    if you can open your mind to the possibility that what you think you see is not real, then perhaps you can begin to understand what is happening in the country and indeed the world.

  10. On a side note…I think the Watherwax portrait of Stacy and Daisy is the absolute most adorable thing I’ve ever seen. That is what mothers are meant to be doing…not fighting for their right to jobs…in my sometimes not so humble opinion of course.

  11. Mr. Boettger, let me approach this in a different way. your doctorate is in organizational behavior, is it not?

    a nation, state, county, city, town, and businesses are all forms of organizations. all organizations have a hierarchical structure; that is, there is the leadership, endowed with power and authority, that is filtered down through the ranks of the organizations members. now, the leadership, in terms of numbers, is usually dwarfed by the people they lead, who, even though superior in number, still succumb to the wishes of the leadership. as you know, this is because the ORGANIZED minority always has the advantage over the UNORGANIZED majority. with me so far?

    now,that minority leadership invariably resorts to organizing their organization to reflect there own self interest. in the case of our country, these people are going to organize society in a way that benefits them at the expense of everyone else. they are going to concentrate political power into doing their bidding by buying them off, and thus position themselves to be the beneficiaries of great wealth while the vast majority are left fighting over scraps. make sense so far? sound like any country near you?

    let me give you some facts: 1% of americans own 40% of the wealth of this country. the bottom 80% of Americas own just 7% of the country’s wealth.

    now, with this wealth disparity, and hence POWER disparity, tell me again how your vote counts? explain to me why any politician would listen to what you have to say, or care? you are not their constituent. you are not the one who put them in office; you are not the one making them rich. explain to me why the people in charge, the .001%, would allow you to have any say in what goes on their organization?

    the fact is they do not, and will not, ever, by their own volition.

    so go ahead and vote. protest all you want. it doesn’t matter and never has. your leaders are selected and pre-approved for you. the course this country, indeed all countries, take, is determined not by the governments you see, but the people that bought them. it’s right in front of you to see; tell me what changed between bush and Obama?

    so Mr. Boettger, go ahead and blame the poor for their plight if you like. but to fail to understand the world in which you live, when the facts are there for you to see, is intellectually lazy, and perpetuates the problem. I may not have all the answers, but at least people like me, of my “ilk” as you said, are willing to pull the wool from over our eyes and see things for what they are, and not for what they are intended.

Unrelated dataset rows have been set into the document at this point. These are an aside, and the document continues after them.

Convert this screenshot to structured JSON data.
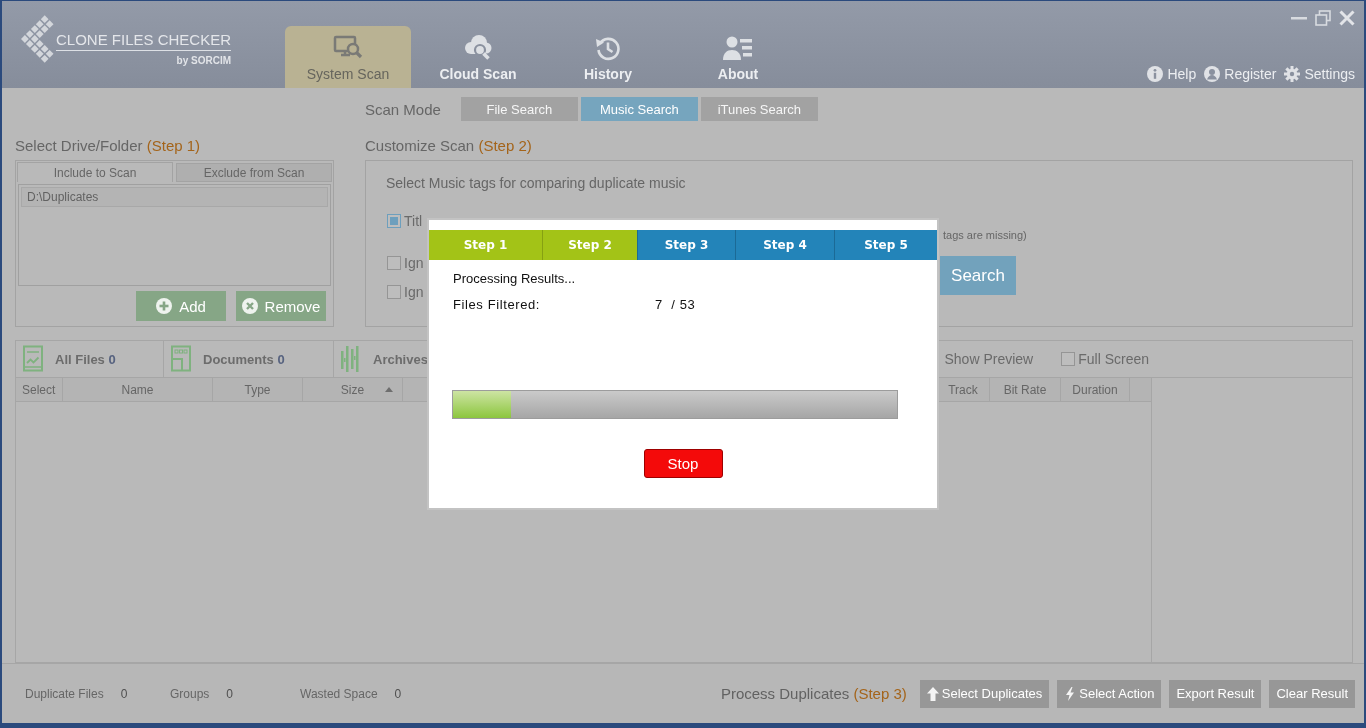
{
  "header": {
    "logo": {
      "title": "CLONE FILES CHECKER",
      "subtitle": "by SORCIM"
    },
    "tabs": [
      {
        "label": "System Scan",
        "selected": true
      },
      {
        "label": "Cloud Scan",
        "selected": false
      },
      {
        "label": "History",
        "selected": false
      },
      {
        "label": "About",
        "selected": false
      }
    ],
    "links": [
      {
        "label": "Help"
      },
      {
        "label": "Register"
      },
      {
        "label": "Settings"
      }
    ]
  },
  "scan_mode": {
    "label": "Scan Mode",
    "options": [
      {
        "label": "File Search",
        "selected": false
      },
      {
        "label": "Music Search",
        "selected": true
      },
      {
        "label": "iTunes Search",
        "selected": false
      }
    ]
  },
  "select_folder": {
    "title": "Select Drive/Folder",
    "step": "(Step 1)",
    "tabs": [
      {
        "label": "Include to Scan",
        "selected": true
      },
      {
        "label": "Exclude from Scan",
        "selected": false
      }
    ],
    "paths": [
      "D:\\Duplicates"
    ],
    "buttons": [
      {
        "label": "Add"
      },
      {
        "label": "Remove"
      }
    ]
  },
  "customize_scan": {
    "title": "Customize Scan",
    "step": "(Step 2)",
    "prompt": "Select Music tags for comparing duplicate music",
    "tags": [
      {
        "label": "Titl",
        "checked": true
      }
    ],
    "ignore_options": [
      {
        "label": "Ign",
        "checked": false
      },
      {
        "label": "Ign",
        "checked": false
      }
    ],
    "note": "tags are missing)",
    "search_button": "Search"
  },
  "categories": [
    {
      "label": "All Files",
      "count": "0"
    },
    {
      "label": "Documents",
      "count": "0"
    },
    {
      "label": "Archives"
    }
  ],
  "view_options": [
    {
      "label": "Show Preview"
    },
    {
      "label": "Full Screen",
      "checked": false
    }
  ],
  "table": {
    "columns": [
      {
        "label": "Select",
        "sorted": false
      },
      {
        "label": "Name",
        "sorted": false
      },
      {
        "label": "Type",
        "sorted": false
      },
      {
        "label": "Size",
        "sorted": true
      },
      {
        "label": "Track",
        "sorted": false
      },
      {
        "label": "Bit Rate",
        "sorted": false
      },
      {
        "label": "Duration",
        "sorted": false
      }
    ]
  },
  "summary": [
    {
      "label": "Duplicate Files",
      "value": "0"
    },
    {
      "label": "Groups",
      "value": "0"
    },
    {
      "label": "Wasted Space",
      "value": "0"
    }
  ],
  "process": {
    "title": "Process Duplicates",
    "step": "(Step 3)",
    "buttons": [
      {
        "label": "Select Duplicates"
      },
      {
        "label": "Select Action"
      },
      {
        "label": "Export Result"
      },
      {
        "label": "Clear Result"
      }
    ]
  },
  "dialog": {
    "steps": [
      {
        "label": "Step 1",
        "completed": true
      },
      {
        "label": "Step 2",
        "completed": true
      },
      {
        "label": "Step 3",
        "completed": false
      },
      {
        "label": "Step 4",
        "completed": false
      },
      {
        "label": "Step 5",
        "completed": false
      }
    ],
    "status": "Processing Results...",
    "counter_label": "Files Filtered:",
    "counter_value": "7  / 53",
    "progress": {
      "level": 0.13
    },
    "stop_button": "Stop"
  }
}
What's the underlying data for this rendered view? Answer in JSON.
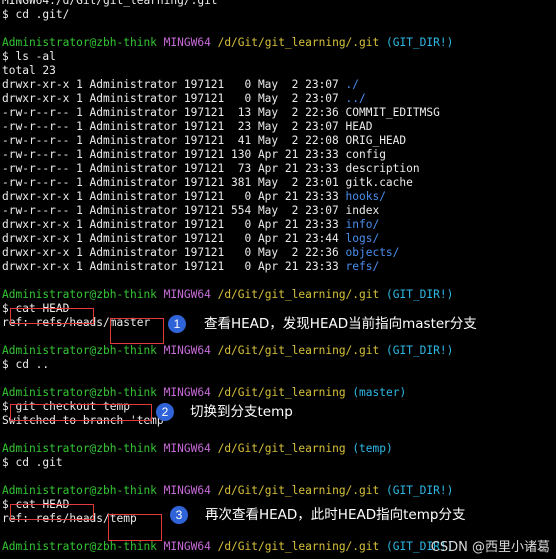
{
  "window_title": "MINGW64:/d/Git/git_learning/.git",
  "prompt": {
    "user": "Administrator@zbh-think",
    "shell": "MINGW64",
    "path_gitdir": "/d/Git/git_learning/.git",
    "path_repo": "/d/Git/git_learning",
    "branch_gitdir": "(GIT_DIR!)",
    "branch_master": "(master)",
    "branch_temp": "(temp)",
    "symbol": "$"
  },
  "commands": {
    "cd_git": "$ cd .git/",
    "ls": "$ ls -al",
    "cat_head_1": "cat HEAD",
    "cd_up": "$ cd ..",
    "checkout": "git checkout temp",
    "cd_git2": "$ cd .git",
    "cat_head_2": "cat HEAD"
  },
  "outputs": {
    "total": "total 23",
    "head_1_prefix": "ref: refs/heads/",
    "head_1_branch": "master",
    "switched": "Switched to branch 'temp'",
    "head_2_prefix": "ref: refs/heads/",
    "head_2_branch": "temp"
  },
  "listing": [
    {
      "meta": "drwxr-xr-x 1 Administrator 197121   0 May  2 23:07 ",
      "name": "./",
      "color": "blue"
    },
    {
      "meta": "drwxr-xr-x 1 Administrator 197121   0 May  2 23:07 ",
      "name": "../",
      "color": "blue"
    },
    {
      "meta": "-rw-r--r-- 1 Administrator 197121  13 May  2 22:36 ",
      "name": "COMMIT_EDITMSG",
      "color": "plain"
    },
    {
      "meta": "-rw-r--r-- 1 Administrator 197121  23 May  2 23:07 ",
      "name": "HEAD",
      "color": "plain"
    },
    {
      "meta": "-rw-r--r-- 1 Administrator 197121  41 May  2 22:08 ",
      "name": "ORIG_HEAD",
      "color": "plain"
    },
    {
      "meta": "-rw-r--r-- 1 Administrator 197121 130 Apr 21 23:33 ",
      "name": "config",
      "color": "plain"
    },
    {
      "meta": "-rw-r--r-- 1 Administrator 197121  73 Apr 21 23:33 ",
      "name": "description",
      "color": "plain"
    },
    {
      "meta": "-rw-r--r-- 1 Administrator 197121 381 May  2 23:01 ",
      "name": "gitk.cache",
      "color": "plain"
    },
    {
      "meta": "drwxr-xr-x 1 Administrator 197121   0 Apr 21 23:33 ",
      "name": "hooks/",
      "color": "blue"
    },
    {
      "meta": "-rw-r--r-- 1 Administrator 197121 554 May  2 23:07 ",
      "name": "index",
      "color": "plain"
    },
    {
      "meta": "drwxr-xr-x 1 Administrator 197121   0 Apr 21 23:33 ",
      "name": "info/",
      "color": "blue"
    },
    {
      "meta": "drwxr-xr-x 1 Administrator 197121   0 Apr 21 23:44 ",
      "name": "logs/",
      "color": "blue"
    },
    {
      "meta": "drwxr-xr-x 1 Administrator 197121   0 May  2 22:36 ",
      "name": "objects/",
      "color": "blue"
    },
    {
      "meta": "drwxr-xr-x 1 Administrator 197121   0 Apr 21 23:33 ",
      "name": "refs/",
      "color": "blue"
    }
  ],
  "annotations": {
    "badge_1": "1",
    "note_1": "查看HEAD，发现HEAD当前指向master分支",
    "badge_2": "2",
    "note_2": "切换到分支temp",
    "badge_3": "3",
    "note_3": "再次查看HEAD，此时HEAD指向temp分支"
  },
  "watermark": "CSDN @西里小诸葛",
  "colors": {
    "background": "#000000",
    "text": "#ececec",
    "prompt_user": "#34c734",
    "prompt_shell": "#c76bd8",
    "prompt_path": "#d7c23a",
    "prompt_branch": "#2fb9e6",
    "dir_name": "#4b8ef0",
    "highlight_box": "#e23a3a",
    "badge": "#2f63d8"
  }
}
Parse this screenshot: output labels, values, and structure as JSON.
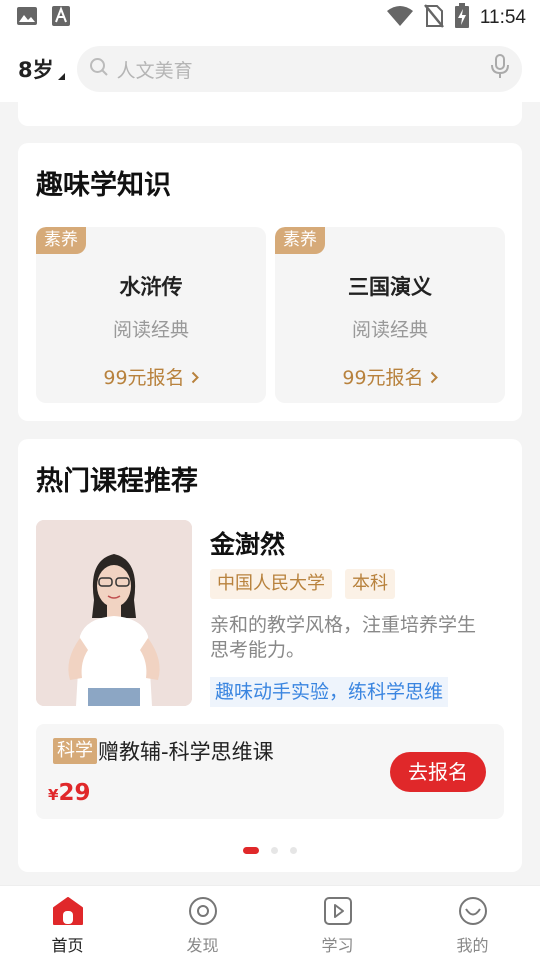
{
  "status_bar": {
    "time": "11:54",
    "icons": [
      "image-icon",
      "font-a-icon",
      "wifi-icon",
      "no-sim-icon",
      "battery-charging-icon"
    ]
  },
  "header": {
    "age": "8岁",
    "search_placeholder": "人文美育",
    "icons": [
      "search-icon",
      "microphone-icon"
    ]
  },
  "fun_section": {
    "title": "趣味学知识",
    "items": [
      {
        "badge": "素养",
        "title": "水浒传",
        "subtitle": "阅读经典",
        "price": "99元报名"
      },
      {
        "badge": "素养",
        "title": "三国演义",
        "subtitle": "阅读经典",
        "price": "99元报名"
      }
    ]
  },
  "hot_section": {
    "title": "热门课程推荐",
    "teacher": {
      "name": "金澍然",
      "tags": [
        "中国人民大学",
        "本科"
      ],
      "description": "亲和的教学风格，注重培养学生思考能力。",
      "slogan": "趣味动手实验，练科学思维"
    },
    "course": {
      "tag": "科学",
      "title": "赠教辅-科学思维课",
      "price_symbol": "¥",
      "price": "29",
      "button": "去报名"
    },
    "carousel": {
      "count": 3,
      "active_index": 0
    }
  },
  "bottom_nav": {
    "active_index": 0,
    "items": [
      {
        "label": "首页",
        "icon": "home-icon"
      },
      {
        "label": "发现",
        "icon": "discover-icon"
      },
      {
        "label": "学习",
        "icon": "play-icon"
      },
      {
        "label": "我的",
        "icon": "profile-icon"
      }
    ]
  },
  "colors": {
    "accent": "#e0282a",
    "gold": "#b8823d",
    "badge": "#d6aa78",
    "link_blue": "#3a85e0"
  }
}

  12. Huh? Voting didn’t give us women’s right, public schools, 40hr work week, civil rights act, social security, medicare and medicaid, food assistance, minimum wage, workers compensation, environmental laws, safe abortions, consumer protections, and the right to health care? Voting don’t change nutin? Wow, so glad I read this paper and my computer has build in dictionary or I’d know nutin.

  13. A prime example of a calcified pineal gland.

  14. thanks sister… couldn’t have said it better myself. I wasn’t going to bother to reply to pfurey, because, really, what would be the point?

    looks like Mr. Boettger has retired from the field of play. that’s most unfortunate.